In the second month to report an explicit year-over-year comparison impacted by the COVID-19 ad recession, the U.S. advertising marketplace surged 52% over April 2020, another strong indicator that the ad recovery is sustainable.
The month, however, still has not caught up with April 2019, which was the best April since Standard Media Index has tracked the U.S. advertising via a market composite index, the U.S. Ad Market Tracker.
The April 2021 index is 7.4% lower than April 2019.
April 2021, interestingly, also is the first post-recession month to show stronger gains for smaller ad categories than the biggest ones, an indication that the recovery is gaining momentum across a broader range of advertisers.
While the top 10 ad categories' ad spending jumped 44% year-over-year in April, all other ad categories surged 69.1%.
In terms of the media mix, the national TV advertising marketplace continues to rebound, but digital is driving most of the aggregate U.S. ad market recovery.
National TV ad spending increased 14.7% over April 2020, but is still down 32.1% vs. April 2019.
The U.S. digital advertising marketplace is up 82.7% vs. April 2020, and up 31.7% vs. April 2019.
I wonder how many people read this chart as the April market this year is way higher than last year. 52% up is WAYYYY bigger than 35% down. Party like there is no tomorrow!
But hold on.
Let's say that April 2020 was 100 widgets. (The actual number doesn't matter, so that's why I chose 100).
If April 2020 was -35% then April 2019 must have been 154 widgets (100/154 = 65% ... or -35%.)
Now April 2021 was +52% on April 2020, meaning April 2021 was 152 widgets. It's NEARLY caught up to 2 years ago with the 154 widgets of 2020. Put another way, it's around 1.3% lower than two years ago.
Yep, it's a great improvement but not as much as the graph would seem to (unintentionally) impute.

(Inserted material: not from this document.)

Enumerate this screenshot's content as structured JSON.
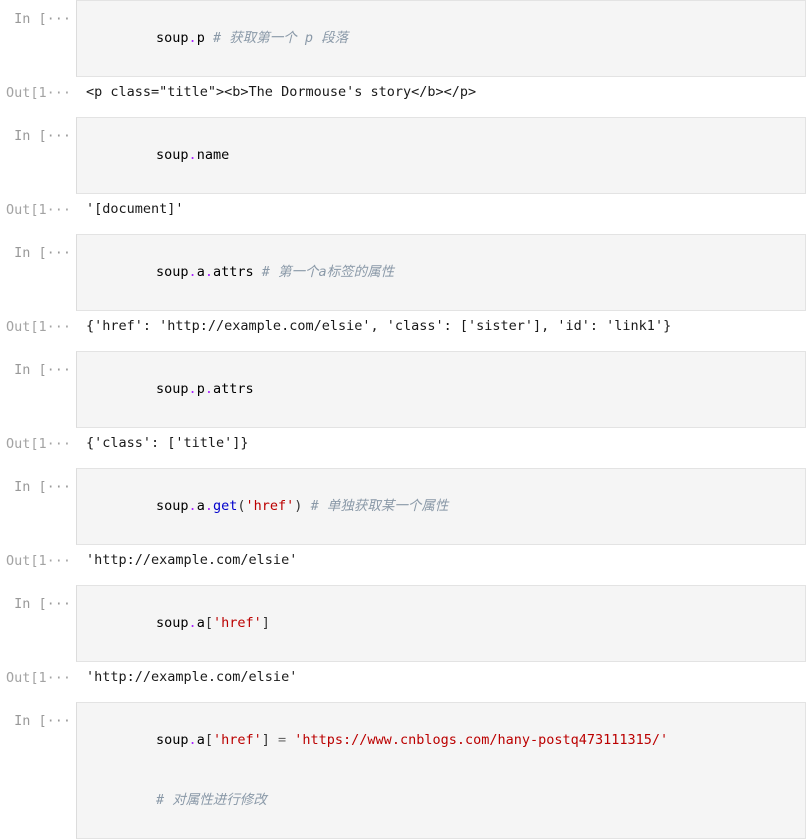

@John Grono: Which is why we put a chart in below it showing April 2019-2021. And why we have the dynamic U.S. Ad Market Tracker database for anyone to click through and anayze themselves.